The PRO Rugby dream is over for the Toyota Cheetahs after months of speculation which suggested that the central franchise would have to make way for the Super Rugby teams in Europe.
The death blow was dealt to the Cheetahs on Tuesday during SA Rugby’s special general council meeting, in which the member unions voted in favour of having four South African teams participating in Ireland, Italy, Scotland and Wales.
In 2017, the Cheetahs as well as the Southern Kings and the Western Force from Perth in Australia, were shown the door from the Super Rugby as SANZAAR opted to reduce the number of teams from 18 to 15, in an attempt to revive the competition which was dying a slow death.
This prompted the Cheetahs to seek an alternative competition to compete in, and once they had identified the then PRO12, they approached the Kings and got the ball rolling to be the ground-breakers in not just South African rugby, but world rugby as well, by becoming the first teams from the south to play in Europe.
Earlier this year it was even suggested by SA Rugby that they would be reducing their number of franchises in South Africa from eight to just four. However, the Kings went into voluntary liquidation in September, and this played a big part in the Cheetahs managing to secure their franchise status, which does mean more money, but without an international competition to play in, the finances will remain an issue. Even the Griquas in the Northern Cape and Pumas in Mpumalanga can feel aggrieved by the decision, which many feel was not a rugby decision.

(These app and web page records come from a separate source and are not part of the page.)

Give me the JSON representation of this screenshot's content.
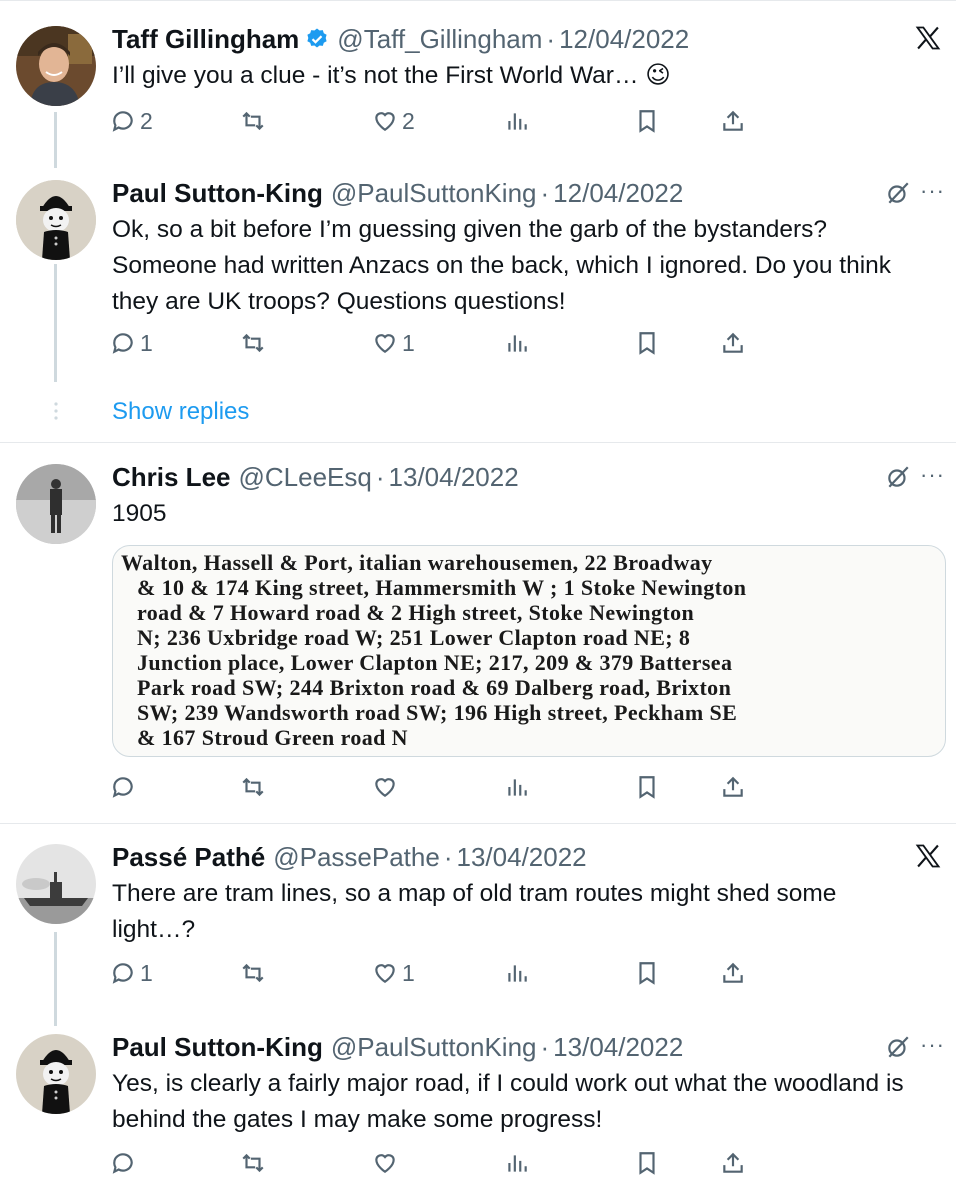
{
  "tweets": [
    {
      "name": "Taff Gillingham",
      "handle": "@Taff_Gillingham",
      "date": "12/04/2022",
      "text": "I’ll give you a clue - it’s not the First World War… 😉",
      "replies": "2",
      "reposts": "",
      "likes": "2",
      "verified": true,
      "top_icon": "x-logo-icon"
    },
    {
      "name": "Paul Sutton-King",
      "handle": "@PaulSuttonKing",
      "date": "12/04/2022",
      "text": "Ok, so a bit before I’m guessing given the garb of the bystanders? Someone had written Anzacs on the back, which I ignored. Do you think they are UK troops? Questions questions!",
      "replies": "1",
      "reposts": "",
      "likes": "1",
      "top_icon": "grok-icon"
    },
    {
      "name": "Chris Lee",
      "handle": "@CLeeEsq",
      "date": "13/04/2022",
      "text": "1905",
      "replies": "",
      "reposts": "",
      "likes": "",
      "top_icon": "grok-icon"
    },
    {
      "name": "Passé Pathé",
      "handle": "@PassePathe",
      "date": "13/04/2022",
      "text": "There are tram lines, so a map of old tram routes might shed some light…?",
      "replies": "1",
      "reposts": "",
      "likes": "1",
      "top_icon": "x-logo-icon"
    },
    {
      "name": "Paul Sutton-King",
      "handle": "@PaulSuttonKing",
      "date": "13/04/2022",
      "text": "Yes, is clearly a fairly major road, if I could work out what the woodland is behind the gates I may make some progress!",
      "replies": "",
      "reposts": "",
      "likes": "",
      "top_icon": "grok-icon"
    }
  ],
  "show_replies": "Show replies",
  "more_label": "···",
  "clipping_lines": [
    "Walton, Hassell & Port, italian warehousemen, 22 Broadway",
    "& 10 & 174 King street, Hammersmith W ; 1 Stoke Newington",
    "road & 7 Howard road & 2 High street, Stoke Newington",
    "N; 236 Uxbridge road W; 251 Lower Clapton road NE; 8",
    "Junction place, Lower Clapton NE; 217, 209 & 379 Battersea",
    "Park road SW; 244 Brixton road & 69 Dalberg road, Brixton",
    "SW; 239 Wandsworth road SW; 196 High street, Peckham SE",
    "& 167 Stroud Green road N"
  ],
  "colors": {
    "accent": "#1d9bf0",
    "secondary_text": "#536471",
    "divider": "#e6e9ec",
    "thread_line": "#cfd9de"
  }
}
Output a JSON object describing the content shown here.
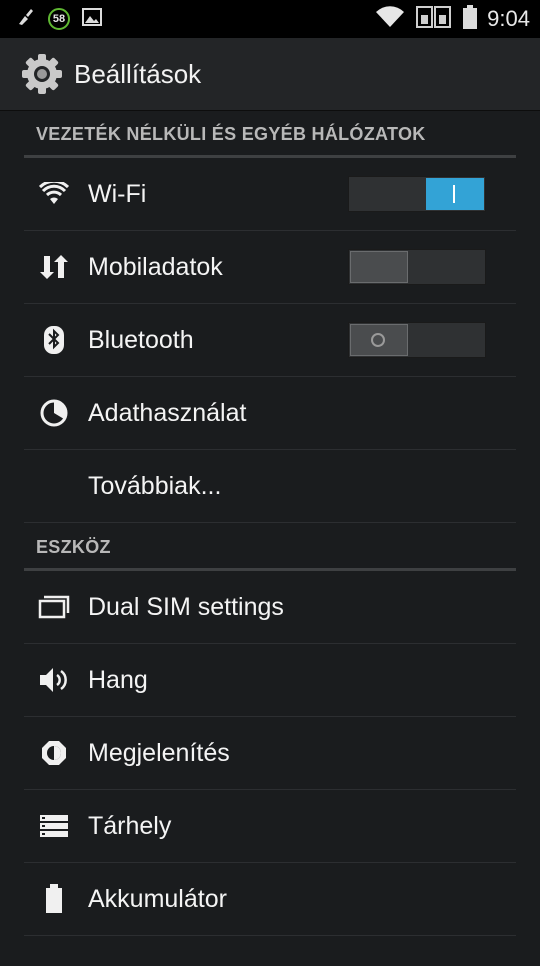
{
  "status_bar": {
    "badge": "58",
    "time": "9:04",
    "icons": [
      "clean-icon",
      "badge-icon",
      "image-icon",
      "wifi-icon",
      "sim-cards-icon",
      "battery-icon"
    ]
  },
  "action_bar": {
    "title": "Beállítások",
    "icon": "settings-gear-icon"
  },
  "sections": [
    {
      "header": "VEZETÉK NÉLKÜLI ÉS EGYÉB HÁLÓZATOK",
      "items": [
        {
          "label": "Wi-Fi",
          "icon": "wifi-icon",
          "toggle": "on"
        },
        {
          "label": "Mobiladatok",
          "icon": "mobile-data-icon",
          "toggle": "off"
        },
        {
          "label": "Bluetooth",
          "icon": "bluetooth-icon",
          "toggle": "off"
        },
        {
          "label": "Adathasználat",
          "icon": "data-usage-icon"
        },
        {
          "label": "Továbbiak..."
        }
      ]
    },
    {
      "header": "ESZKÖZ",
      "items": [
        {
          "label": "Dual SIM settings",
          "icon": "dual-sim-icon"
        },
        {
          "label": "Hang",
          "icon": "sound-icon"
        },
        {
          "label": "Megjelenítés",
          "icon": "display-brightness-icon"
        },
        {
          "label": "Tárhely",
          "icon": "storage-icon"
        },
        {
          "label": "Akkumulátor",
          "icon": "battery-icon"
        }
      ]
    }
  ],
  "colors": {
    "accent": "#33a3d6",
    "background": "#1a1c1e",
    "action_bar": "#232527"
  }
}
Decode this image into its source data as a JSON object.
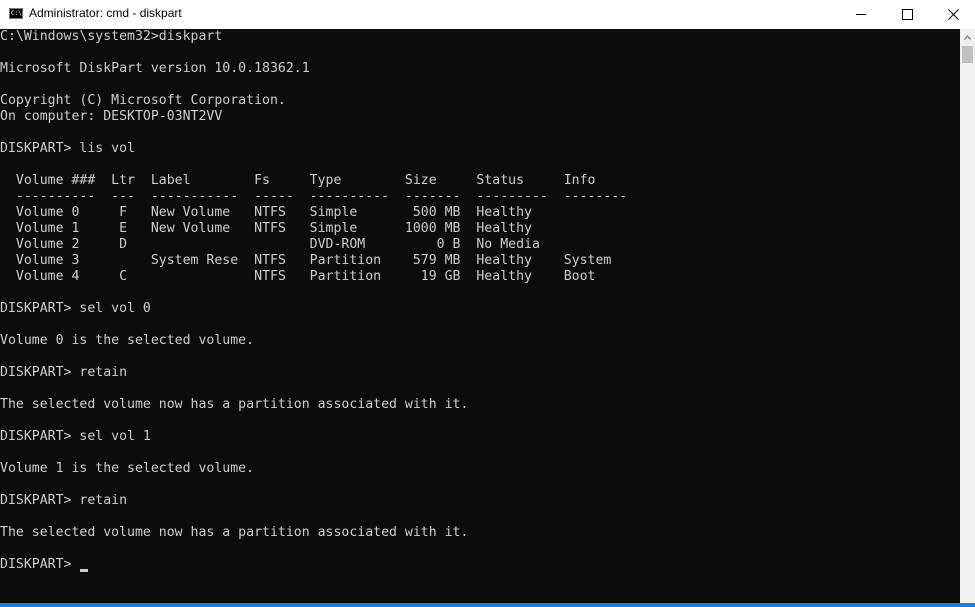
{
  "window": {
    "title": "Administrator: cmd - diskpart",
    "icon_text": "C:\\",
    "icon": "cmd-icon",
    "controls": [
      "minimize-icon",
      "maximize-icon",
      "close-icon"
    ]
  },
  "console": {
    "lines": [
      "C:\\Windows\\system32>diskpart",
      "",
      "Microsoft DiskPart version 10.0.18362.1",
      "",
      "Copyright (C) Microsoft Corporation.",
      "On computer: DESKTOP-03NT2VV",
      "",
      "DISKPART> lis vol",
      "",
      "  Volume ###  Ltr  Label        Fs     Type        Size     Status     Info",
      "  ----------  ---  -----------  -----  ----------  -------  ---------  --------",
      "  Volume 0     F   New Volume   NTFS   Simple       500 MB  Healthy",
      "  Volume 1     E   New Volume   NTFS   Simple      1000 MB  Healthy",
      "  Volume 2     D                       DVD-ROM         0 B  No Media",
      "  Volume 3         System Rese  NTFS   Partition    579 MB  Healthy    System",
      "  Volume 4     C                NTFS   Partition     19 GB  Healthy    Boot",
      "",
      "DISKPART> sel vol 0",
      "",
      "Volume 0 is the selected volume.",
      "",
      "DISKPART> retain",
      "",
      "The selected volume now has a partition associated with it.",
      "",
      "DISKPART> sel vol 1",
      "",
      "Volume 1 is the selected volume.",
      "",
      "DISKPART> retain",
      "",
      "The selected volume now has a partition associated with it.",
      "",
      "DISKPART> "
    ]
  },
  "colors": {
    "console_background": "#0c0c0c",
    "console_text": "#cccccc",
    "titlebar_background": "#ffffff"
  }
}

The Free State has long been regarded as the hotbed of talent in South African rugby. The removal of the Cheetahs from PRO Rugby will have far-reaching effects on generating talent in the region. This was seen in 2017 with the schools in the region and the tertiary institutions battling to attract more talent. While the rugby factory, Grey College, has managed to remain unbeaten since 2017, the University of the Free State has battled in big-name signings and attracting the interest of players from the famous school.
The Cheetahs and SA Rugby have indicated that they will have an opportunity to play rugby internationally. This is in the form of the suggested Super 8 series, which is expected to feature teams from Australia and New Zealand. There has been no official word that such a competition will indeed be started, and a key phrase in the SA Rugby statement on the matter indicated that the entry cost must be neutral.
Another big concern for the Cheetahs is whether or not that will be able to afford to hold onto their big-name signings. In recent years, the Cheetahs managed to lure players such as Ruan Pienaar and Francois Steyn back to the City of Roses, while they have also been able to extend the contracts of star performers such as Junior Pokomela. It would come as no surprise if these players decide to opt-out of their contracts in order to seek opportunities elsewhere.
While this is most certainly a bitter pill to swallow for the defending Currie Cup champions and their supporters, it may be a very good opportunity to pick themselves up and rebuild.
There is a Super Rugby Unlocked competition kicking off in just over a week from now, which will feature all of the top teams in the country as well as the Cheetahs, Griquas and Pumas. This will transition into the Currie Cup as of the second round. It will be a valuable opportunity for the team from Bloemfontein to set the record straight.
A new domestic format was also posed during the SA Rugby meeting, which will also provide for some intriguing rugby.
The supporters can also play their part in attending the matches once the go-ahead has been given for spectators to attended matches again. – MORGAN PIEK